The already perilous state of general practice in Northern Ireland is worsening further amid political standstill, the BMA has warned.
It comes as the first practice in Belfast has been forced to close after a retiring single-handed GP could not find anyone to take the business over.
Dr Alan Stout, deputy chair of GPC Northern Ireland said other practices in the capital had faced difficulties and a branch practice had recently closed but it had been possible to find solutions in the past.
Practices in the country have been under severe strain for a long time but until now it had been those in more rural areas who had been particularly hard hit.
‘It shows us that the problem is worse than even we anticipated,’ said Dr Stout.
‘General practice even in Belfast is struggling to get locums and any practice who has anyone leave or go off on long-term sick would be in great difficulty he said.’
The recently closed surgery is in a large health centre in East Belfast which also includes Dr Stout’s practice.
‘There were seven practices, one practice is combining with another so we have gone down to five practices in a couple of months,’ he said.
Although it is very hard to put an accurate figure on it, the GPC have warned that between 10 and 20 practices will close in the next year.
It comes as GPs warn that some patients are waiting two to three years for non-urgent referrals.
Dr Stout said there are solutions available in the shape of the GP Future Plan, which was signed off in December and an elective care plan finalised in January but there are no politicians to put them in place due to the collapse of the power sharing government.
The Northern Irish political turmoil began when the power sharing agreement fell apart in January, and an election to the Northern Ireland Assembly took place on 2 March.
Dr Stout said: ‘We need the politicians, without them these are just policy documents.’
The move, which will see GPs leave the NHS and potentially charging around £45 for appointments, will happen once 60% of the 343 practices in Northern Ireland sign up to hand back their contract.
Dr Stout said many patients were already opting to pay privately for specialist care because the NHS was not providing it.

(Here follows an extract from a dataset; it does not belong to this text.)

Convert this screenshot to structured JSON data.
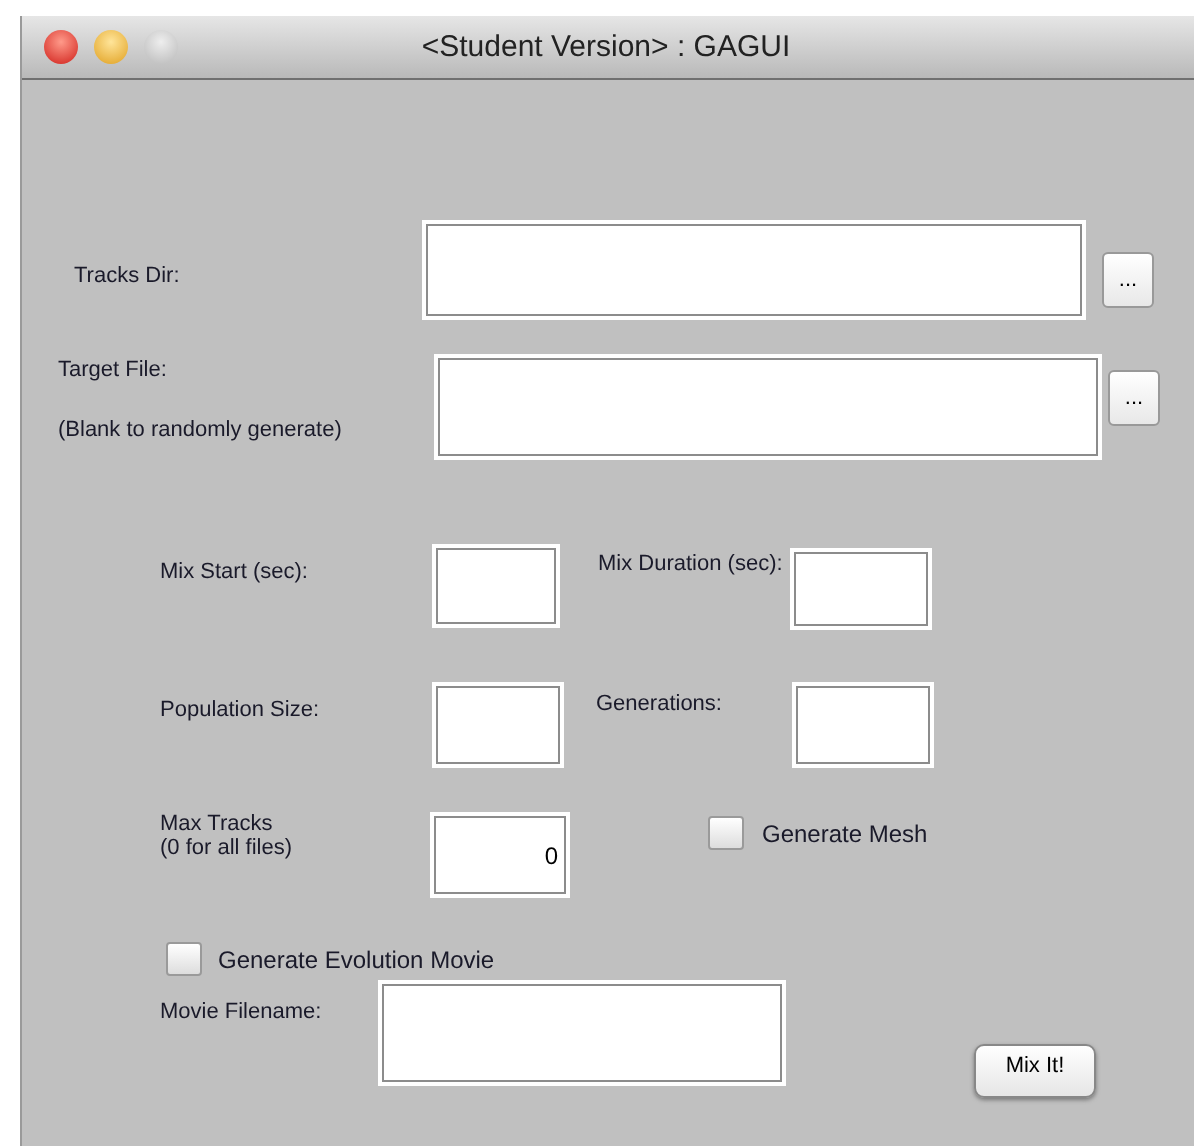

‘In some areas, close to 50% of referrals are coming back asking for a private referral because waiting lists are too long.
‘These are people without health insurance opting to pay themselves, so we already have an element of a private service,’ he said.